This is unfamiliar territory for Apple.
The smartphone market Apple spent the past seven years dominating has matured, and there's increasingly less to differentiate an iPhone from the competition. Apple is now looking up at the competition that passed it by, as they send invitations for a much-buzzed about event in Cupertino on Sept. 10.
It has ceded the software market share crown to Google's Android platform, and hardware market share to Samsung.
As a result, Apple has spent much of 2013 taking a hit in the stock market, with its biggest detractors citing a lack of innovation in the past few years.

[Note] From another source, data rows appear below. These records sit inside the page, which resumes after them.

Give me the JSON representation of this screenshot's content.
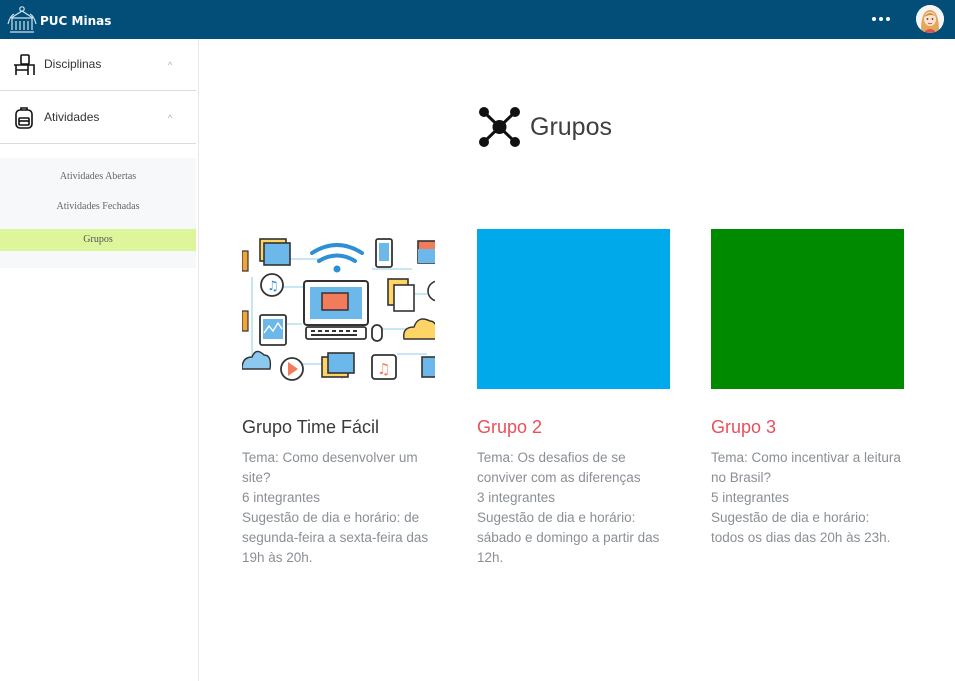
{
  "header": {
    "logo_text": "PUC Minas",
    "colors": {
      "bar": "#034e79"
    }
  },
  "sidebar": {
    "items": [
      {
        "label": "Disciplinas",
        "icon": "desk-icon"
      },
      {
        "label": "Atividades",
        "icon": "backpack-icon"
      }
    ],
    "subitems": [
      {
        "label": "Atividades Abertas"
      },
      {
        "label": "Atividades Fechadas"
      },
      {
        "label": "Grupos",
        "active": true
      }
    ]
  },
  "main": {
    "title": "Grupos",
    "cards": [
      {
        "title": "Grupo Time Fácil",
        "title_color": "#3b3b3b",
        "image": "network-devices-illustration",
        "lines": [
          "Tema: Como desenvolver um site?",
          "6 integrantes",
          "Sugestão de dia e horário: de segunda-feira a sexta-feira das 19h às 20h."
        ]
      },
      {
        "title": "Grupo 2",
        "title_color": "#e8505b",
        "image_color": "#00aaea",
        "lines": [
          "Tema: Os desafios de se conviver com as diferenças",
          "3 integrantes",
          "Sugestão de dia e horário: sábado e domingo a partir das 12h."
        ]
      },
      {
        "title": "Grupo 3",
        "title_color": "#e8505b",
        "image_color": "#008a00",
        "lines": [
          "Tema: Como incentivar a leitura no Brasil?",
          "5 integrantes",
          "Sugestão de dia e horário: todos os dias das 20h às 23h."
        ]
      }
    ]
  }
}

This has led for some to suggest that Apple needs to rethink its smartphone a year strategy, lest it wants to suffer the same fate as BlackBerry. They say Apple needs to take a page from Samsung's playbook and offer more; big phones, small phones, cheap phones, and rugged phones.

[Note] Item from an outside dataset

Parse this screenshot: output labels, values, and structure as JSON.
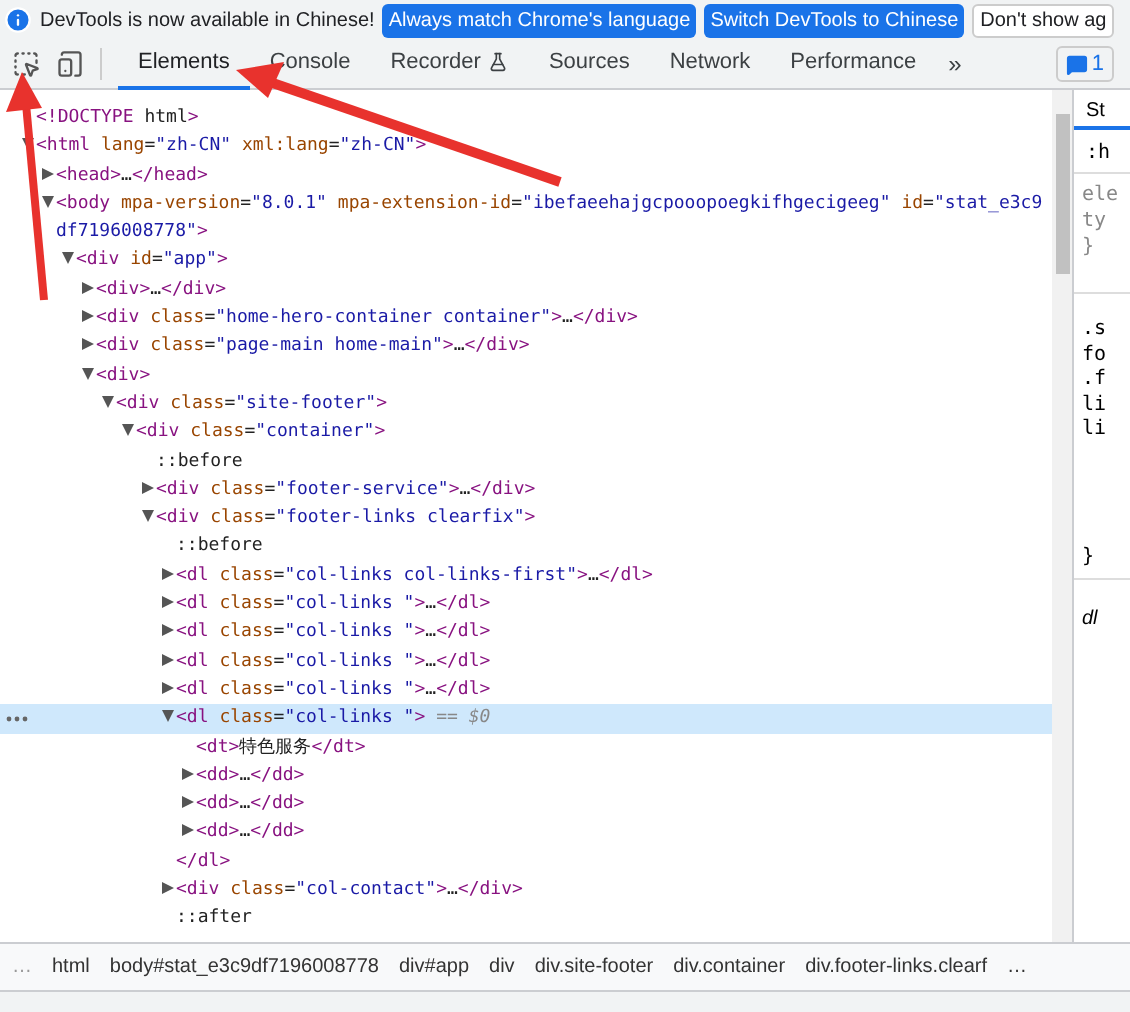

That would be a mistake.
Virtually every strategic decision that Samsung has made in the past three years lies in opposition to what has made the iPhone so popular.
Design: When it comes to design, Apple has without question set the standard that every other company has chased for the last 10 years. You won't find another smartphone that combines thinness, lightness and attractiveness as well as the iPhone.

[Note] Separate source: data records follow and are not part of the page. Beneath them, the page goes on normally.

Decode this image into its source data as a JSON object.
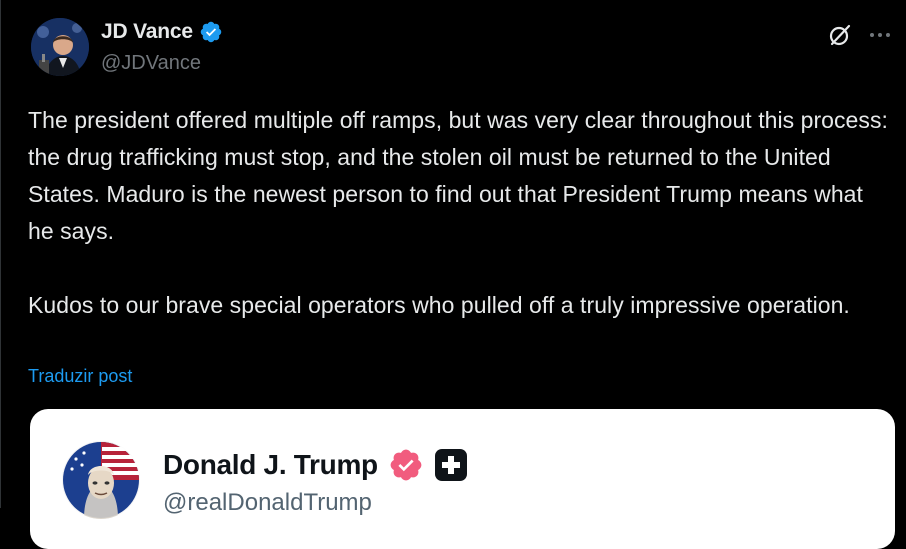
{
  "post": {
    "author": {
      "display_name": "JD Vance",
      "handle": "@JDVance",
      "verified_icon": "verified-badge-blue"
    },
    "text": "The president offered multiple off ramps, but was very clear throughout this process: the drug trafficking must stop, and the stolen oil must be returned to the United States. Maduro is the newest person to find out that President Trump means what he says.\n\nKudos to our brave special operators who pulled off a truly impressive operation.",
    "translate_label": "Traduzir post",
    "actions": {
      "grok_icon": "grok-icon",
      "more_icon": "more-icon"
    }
  },
  "quoted_post": {
    "author": {
      "display_name": "Donald J. Trump",
      "handle": "@realDonaldTrump",
      "verified_icon": "verified-badge-gold",
      "affiliate_icon": "affiliate-badge"
    }
  },
  "colors": {
    "background": "#000000",
    "text": "#e7e9ea",
    "muted": "#71767b",
    "link": "#1d9bf0",
    "quote_background": "#ffffff",
    "badge_blue": "#1d9bf0",
    "badge_gold": "#e0245e"
  }
}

Samsung is openly ambivalent about design. It doesn't care much about form or materials, at least not enough to invest the time and money into solving same sorts of design problems Apple does. Plastic is cheap and durable, and for Samsung, that's good enough.
Developers: One of Apple's biggest strengths has been its app ecosystem and developer community. But to follow Samsung's product strategy and offer dozens of phones with considerably different hardware and screen sizes would be to give up a key reason why developers flock to iOS -- it's easy to develop for.
To date, there have been a total of six iPhones. Their processors have largely remained the same, and Apple changed the iPhone screen resolution just twice. That makes the development and testing process on iOS extremely simple for app makers. Ask any developer about their experience on Android, and they'll tell you its a nightmare.
If Apple were to chase Samsung, it would risk losing out on getting the best and most innovative apps first. Apple absolutely cannot afford that.
Consumers: Apple's strategy has made the iPhone purchasing experience idiot-proof. It's available on just about every U.S. carrier, and Apple sells three versions: good (iPhone 4), better (iPhone 4S) and best (iPhone 5).
At this point, there are those who like the iPhone, and those who don't. Unlike Samsung, which has dozens of other Android competitiors, Apple doesn't have any other rivals who make iOS smartphones. That means Apple doesn't have to pander to consumers in quite the same way. As long as a certain level of quality is met, a significant consumer base will always be there.
Sure, we're going to see a lower cost iPhone appear later in September. We might eventually see a larger iPhone appear as a response to a natural shift in consumer demand.
What we won't see is an entire family of iPhones attempting to cater to every niche consumer out there.